**Your assignment**
Exact copy, no pictures: restate each entry below word for word.
======== Provided entries
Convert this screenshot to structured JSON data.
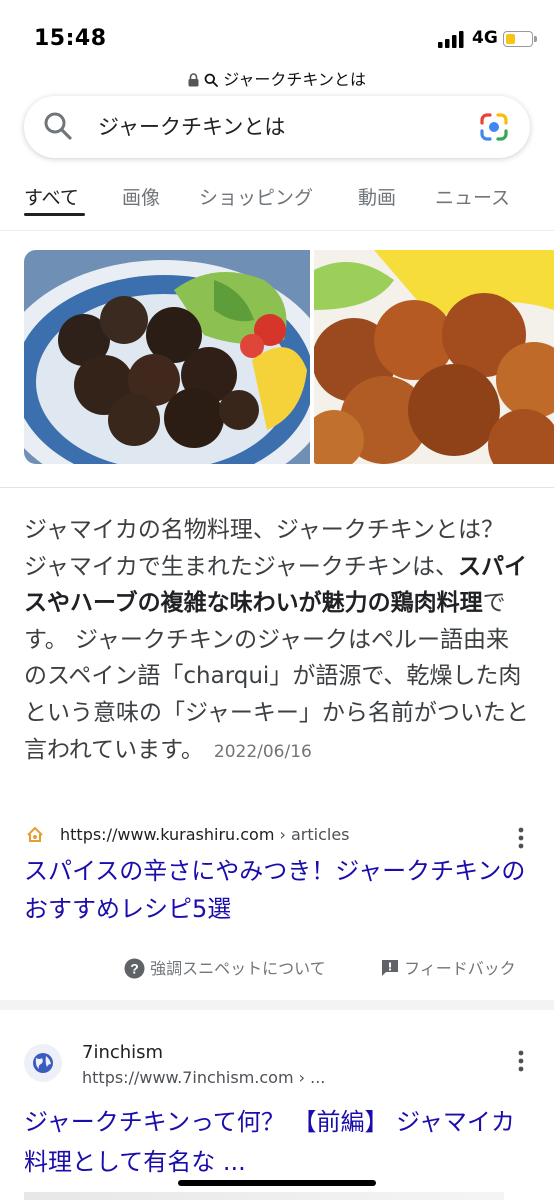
{
  "status_bar": {
    "time": "15:48",
    "network": "4G",
    "battery_level": 0.4
  },
  "url_bar": {
    "text": "ジャークチキンとは"
  },
  "search": {
    "query": "ジャークチキンとは"
  },
  "tabs": [
    {
      "label": "すべて",
      "active": true
    },
    {
      "label": "画像"
    },
    {
      "label": "ショッピング"
    },
    {
      "label": "動画"
    },
    {
      "label": "ニュース"
    }
  ],
  "snippet": {
    "part1": "ジャマイカの名物料理、ジャークチキンとは？ ジャマイカで生まれたジャークチキンは、",
    "bold": "スパイスやハーブの複雑な味わいが魅力の鶏肉料理",
    "part2": "です。 ジャークチキンのジャークはペルー語由来のスペイン語「charqui」が語源で、乾燥した肉という意味の「ジャーキー」から名前がついたと言われています。",
    "date": "2022/06/16"
  },
  "featured_source": {
    "url": "https://www.kurashiru.com",
    "crumb": " › articles",
    "title": "スパイスの辛さにやみつき！ジャークチキンのおすすめレシピ5選"
  },
  "meta": {
    "about_label": "強調スニペットについて",
    "feedback_label": "フィードバック"
  },
  "result2": {
    "site_name": "7inchism",
    "url": "https://www.7inchism.com › ...",
    "title": "ジャークチキンって何？ 【前編】 ジャマイカ料理として有名な ..."
  },
  "colors": {
    "link": "#1a0dab",
    "text": "#202124",
    "muted": "#70757a"
  }
}
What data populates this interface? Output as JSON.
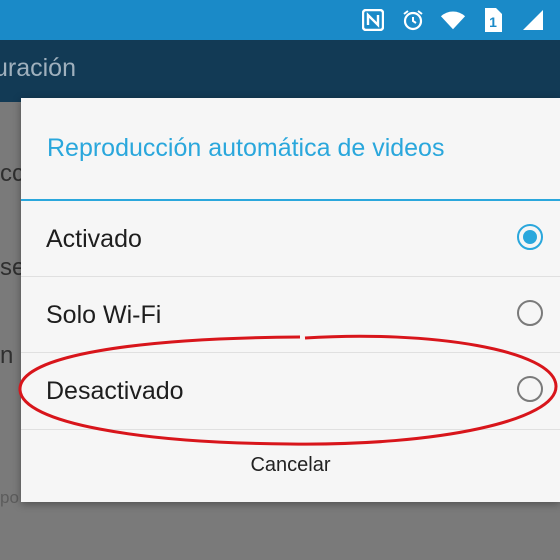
{
  "status_bar": {
    "icons": [
      "nfc-icon",
      "alarm-icon",
      "wifi-icon",
      "sim-1-icon",
      "signal-icon"
    ],
    "sim_label": "1",
    "color": "#1a8ac8"
  },
  "app_bar": {
    "title": "uración"
  },
  "background_list": {
    "items": [
      "cc",
      "se",
      "n a"
    ],
    "sub": "po"
  },
  "dialog": {
    "title": "Reproducción automática de videos",
    "accent_color": "#2aa7dc",
    "options": [
      {
        "label": "Activado",
        "selected": true
      },
      {
        "label": "Solo Wi-Fi",
        "selected": false
      },
      {
        "label": "Desactivado",
        "selected": false
      }
    ],
    "cancel_label": "Cancelar"
  },
  "annotation": {
    "target": "Desactivado",
    "color": "#d8151b"
  }
}
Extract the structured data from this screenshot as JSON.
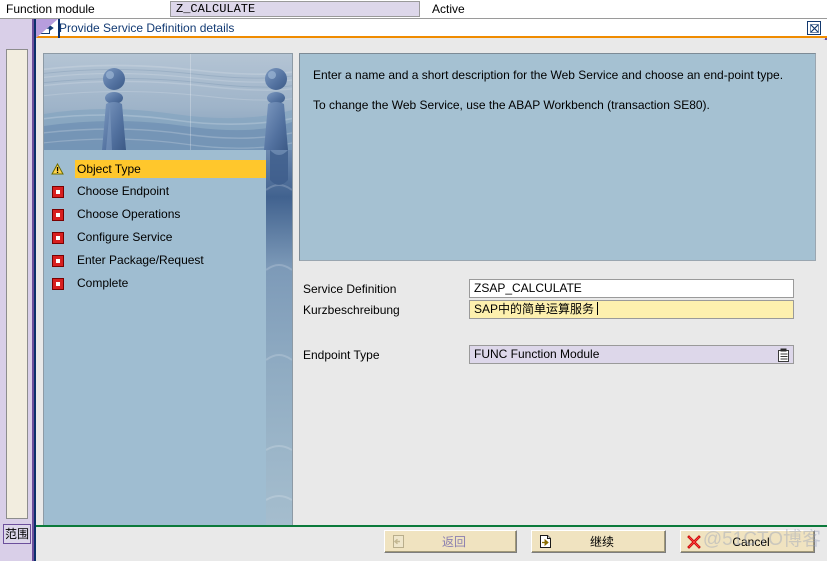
{
  "background_window": {
    "fm_label": "Function module",
    "fm_value": "Z_CALCULATE",
    "status": "Active",
    "scope_label": "范围"
  },
  "dialog": {
    "title": "Provide Service Definition details",
    "icon": "export-window-icon",
    "close_icon": "close-icon"
  },
  "wizard": {
    "image_name": "chess-pawns-water-banner",
    "steps": [
      {
        "label": "Object Type",
        "icon": "warning-triangle-icon",
        "state": "active"
      },
      {
        "label": "Choose Endpoint",
        "icon": "red-square-icon",
        "state": "pending"
      },
      {
        "label": "Choose Operations",
        "icon": "red-square-icon",
        "state": "pending"
      },
      {
        "label": "Configure Service",
        "icon": "red-square-icon",
        "state": "pending"
      },
      {
        "label": "Enter Package/Request",
        "icon": "red-square-icon",
        "state": "pending"
      },
      {
        "label": "Complete",
        "icon": "red-square-icon",
        "state": "pending"
      }
    ]
  },
  "description": {
    "paragraph1": "Enter a name and a short description for the Web Service and choose an end-point type.",
    "paragraph2": "To change the Web Service, use the ABAP Workbench (transaction SE80)."
  },
  "form": {
    "service_definition": {
      "label": "Service Definition",
      "value": "ZSAP_CALCULATE"
    },
    "short_description": {
      "label": "Kurzbeschreibung",
      "value": "SAP中的简单运算服务"
    },
    "endpoint_type": {
      "label": "Endpoint Type",
      "value": "FUNC Function Module",
      "picker_icon": "value-help-list-icon"
    }
  },
  "footer": {
    "buttons": [
      {
        "label": "返回",
        "icon": "back-arrow-icon",
        "enabled": false
      },
      {
        "label": "继续",
        "icon": "continue-document-arrow-icon",
        "enabled": true
      },
      {
        "label": "Cancel",
        "icon": "red-x-icon",
        "enabled": true
      }
    ]
  },
  "watermark": {
    "text": "@51CTO博客"
  },
  "colors": {
    "accent_orange": "#f08c00",
    "accent_green": "#0b7a3b",
    "title_blue": "#123a73",
    "panel_blue": "#a5c1d2",
    "sidebar_blue": "#9fbdd1",
    "highlight_yellow": "#ffc72c",
    "focus_field_yellow": "#fdf0ae",
    "readonly_lavender": "#ddd7ea",
    "button_beige": "#f0e3c0"
  }
}
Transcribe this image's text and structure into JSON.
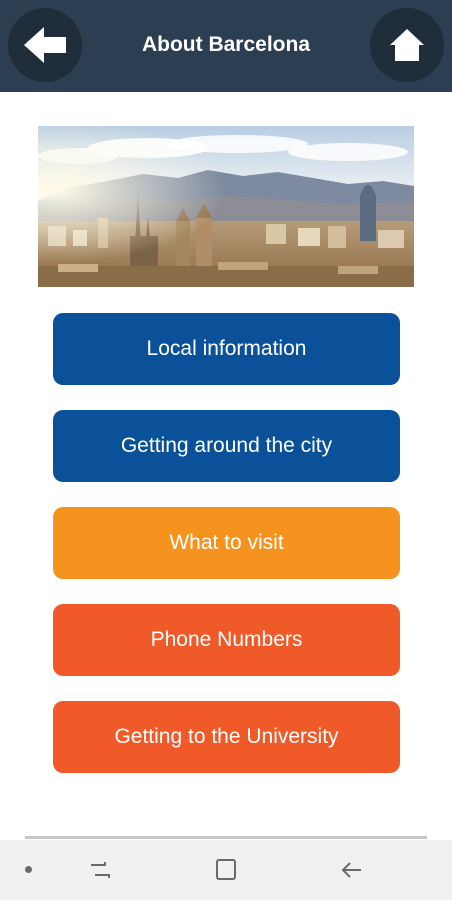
{
  "header": {
    "title": "About Barcelona",
    "back_icon": "back-arrow-icon",
    "home_icon": "home-icon"
  },
  "hero": {
    "image": "barcelona-skyline-photo"
  },
  "menu": {
    "items": [
      {
        "label": "Local information",
        "color": "#0a519a"
      },
      {
        "label": "Getting around the city",
        "color": "#0a519a"
      },
      {
        "label": "What to visit",
        "color": "#f6931e"
      },
      {
        "label": "Phone Numbers",
        "color": "#f05a28"
      },
      {
        "label": "Getting to the University",
        "color": "#f05a28"
      }
    ]
  },
  "nav_bar": {
    "icons": [
      "recent-apps-icon",
      "home-square-icon",
      "back-icon"
    ]
  },
  "colors": {
    "header_bg": "#2c3e52",
    "header_button_bg": "#1f2c3a",
    "blue": "#0a519a",
    "yellow": "#f6931e",
    "orange": "#f05a28"
  }
}
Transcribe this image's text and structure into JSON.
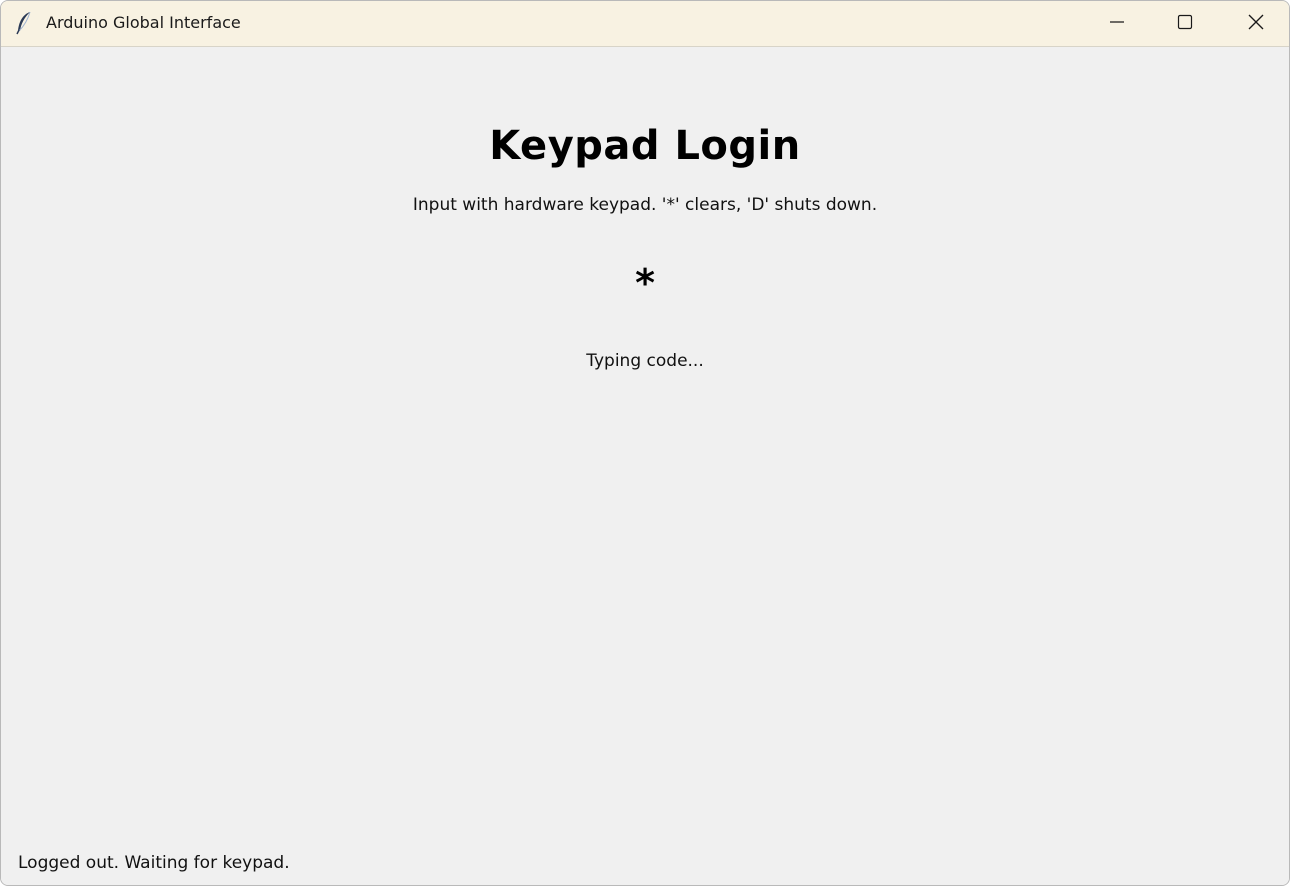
{
  "window": {
    "title": "Arduino Global Interface",
    "icon": "feather-icon",
    "controls": {
      "minimize_icon": "minimize-icon",
      "maximize_icon": "maximize-icon",
      "close_icon": "close-icon"
    }
  },
  "main": {
    "heading": "Keypad Login",
    "instructions": "Input with hardware keypad. '*' clears, 'D' shuts down.",
    "code_display": "*",
    "input_status": "Typing code..."
  },
  "footer": {
    "status": "Logged out. Waiting for keypad."
  },
  "colors": {
    "titlebar_bg": "#f8f2e2",
    "window_bg": "#f0f0f0",
    "text": "#000000"
  }
}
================
**Reply**
Convert this screenshot to structured JSON data.
{
  "status_bar": {
    "time": "15:48",
    "network": "4G",
    "battery_level": 0.4
  },
  "url_bar": {
    "text": "ジャークチキンとは"
  },
  "search": {
    "query": "ジャークチキンとは"
  },
  "tabs": [
    {
      "label": "すべて",
      "active": true
    },
    {
      "label": "画像"
    },
    {
      "label": "ショッピング"
    },
    {
      "label": "動画"
    },
    {
      "label": "ニュース"
    }
  ],
  "snippet": {
    "part1": "ジャマイカの名物料理、ジャークチキンとは？ ジャマイカで生まれたジャークチキンは、",
    "bold": "スパイスやハーブの複雑な味わいが魅力の鶏肉料理",
    "part2": "です。 ジャークチキンのジャークはペルー語由来のスペイン語「charqui」が語源で、乾燥した肉という意味の「ジャーキー」から名前がついたと言われています。",
    "date": "2022/06/16"
  },
  "featured_source": {
    "url": "https://www.kurashiru.com",
    "crumb": " › articles",
    "title": "スパイスの辛さにやみつき！ジャークチキンのおすすめレシピ5選"
  },
  "meta": {
    "about_label": "強調スニペットについて",
    "feedback_label": "フィードバック"
  },
  "result2": {
    "site_name": "7inchism",
    "url": "https://www.7inchism.com › ...",
    "title": "ジャークチキンって何？ 【前編】 ジャマイカ料理として有名な ..."
  },
  "colors": {
    "link": "#1a0dab",
    "text": "#202124",
    "muted": "#70757a"
  }
}
What data populates this interface? Output as JSON.
{
  "status_bar": {
    "icons": [
      "nfc-icon",
      "alarm-icon",
      "wifi-icon",
      "sim-1-icon",
      "signal-icon"
    ],
    "sim_label": "1",
    "color": "#1a8ac8"
  },
  "app_bar": {
    "title": "uración"
  },
  "background_list": {
    "items": [
      "cc",
      "se",
      "n a"
    ],
    "sub": "po"
  },
  "dialog": {
    "title": "Reproducción automática de videos",
    "accent_color": "#2aa7dc",
    "options": [
      {
        "label": "Activado",
        "selected": true
      },
      {
        "label": "Solo Wi-Fi",
        "selected": false
      },
      {
        "label": "Desactivado",
        "selected": false
      }
    ],
    "cancel_label": "Cancelar"
  },
  "annotation": {
    "target": "Desactivado",
    "color": "#d8151b"
  }
}
Extract the structured data from this screenshot as JSON.
{
  "background_window": {
    "fm_label": "Function module",
    "fm_value": "Z_CALCULATE",
    "status": "Active",
    "scope_label": "范围"
  },
  "dialog": {
    "title": "Provide Service Definition details",
    "icon": "export-window-icon",
    "close_icon": "close-icon"
  },
  "wizard": {
    "image_name": "chess-pawns-water-banner",
    "steps": [
      {
        "label": "Object Type",
        "icon": "warning-triangle-icon",
        "state": "active"
      },
      {
        "label": "Choose Endpoint",
        "icon": "red-square-icon",
        "state": "pending"
      },
      {
        "label": "Choose Operations",
        "icon": "red-square-icon",
        "state": "pending"
      },
      {
        "label": "Configure Service",
        "icon": "red-square-icon",
        "state": "pending"
      },
      {
        "label": "Enter Package/Request",
        "icon": "red-square-icon",
        "state": "pending"
      },
      {
        "label": "Complete",
        "icon": "red-square-icon",
        "state": "pending"
      }
    ]
  },
  "description": {
    "paragraph1": "Enter a name and a short description for the Web Service and choose an end-point type.",
    "paragraph2": "To change the Web Service, use the ABAP Workbench (transaction SE80)."
  },
  "form": {
    "service_definition": {
      "label": "Service Definition",
      "value": "ZSAP_CALCULATE"
    },
    "short_description": {
      "label": "Kurzbeschreibung",
      "value": "SAP中的简单运算服务"
    },
    "endpoint_type": {
      "label": "Endpoint Type",
      "value": "FUNC Function Module",
      "picker_icon": "value-help-list-icon"
    }
  },
  "footer": {
    "buttons": [
      {
        "label": "返回",
        "icon": "back-arrow-icon",
        "enabled": false
      },
      {
        "label": "继续",
        "icon": "continue-document-arrow-icon",
        "enabled": true
      },
      {
        "label": "Cancel",
        "icon": "red-x-icon",
        "enabled": true
      }
    ]
  },
  "watermark": {
    "text": "@51CTO博客"
  },
  "colors": {
    "accent_orange": "#f08c00",
    "accent_green": "#0b7a3b",
    "title_blue": "#123a73",
    "panel_blue": "#a5c1d2",
    "sidebar_blue": "#9fbdd1",
    "highlight_yellow": "#ffc72c",
    "focus_field_yellow": "#fdf0ae",
    "readonly_lavender": "#ddd7ea",
    "button_beige": "#f0e3c0"
  }
}
Transcribe this image's text and structure into JSON.
{
  "header": {
    "title": "About Barcelona",
    "back_icon": "back-arrow-icon",
    "home_icon": "home-icon"
  },
  "hero": {
    "image": "barcelona-skyline-photo"
  },
  "menu": {
    "items": [
      {
        "label": "Local information",
        "color": "#0a519a"
      },
      {
        "label": "Getting around the city",
        "color": "#0a519a"
      },
      {
        "label": "What to visit",
        "color": "#f6931e"
      },
      {
        "label": "Phone Numbers",
        "color": "#f05a28"
      },
      {
        "label": "Getting to the University",
        "color": "#f05a28"
      }
    ]
  },
  "nav_bar": {
    "icons": [
      "recent-apps-icon",
      "home-square-icon",
      "back-icon"
    ]
  },
  "colors": {
    "header_bg": "#2c3e52",
    "header_button_bg": "#1f2c3a",
    "blue": "#0a519a",
    "yellow": "#f6931e",
    "orange": "#f05a28"
  }
}
Transcribe this image's text and structure into JSON.
{
  "window": {
    "title": "Arduino Global Interface",
    "icon": "feather-icon",
    "controls": {
      "minimize_icon": "minimize-icon",
      "maximize_icon": "maximize-icon",
      "close_icon": "close-icon"
    }
  },
  "main": {
    "heading": "Keypad Login",
    "instructions": "Input with hardware keypad. '*' clears, 'D' shuts down.",
    "code_display": "*",
    "input_status": "Typing code..."
  },
  "footer": {
    "status": "Logged out. Waiting for keypad."
  },
  "colors": {
    "titlebar_bg": "#f8f2e2",
    "window_bg": "#f0f0f0",
    "text": "#000000"
  }
}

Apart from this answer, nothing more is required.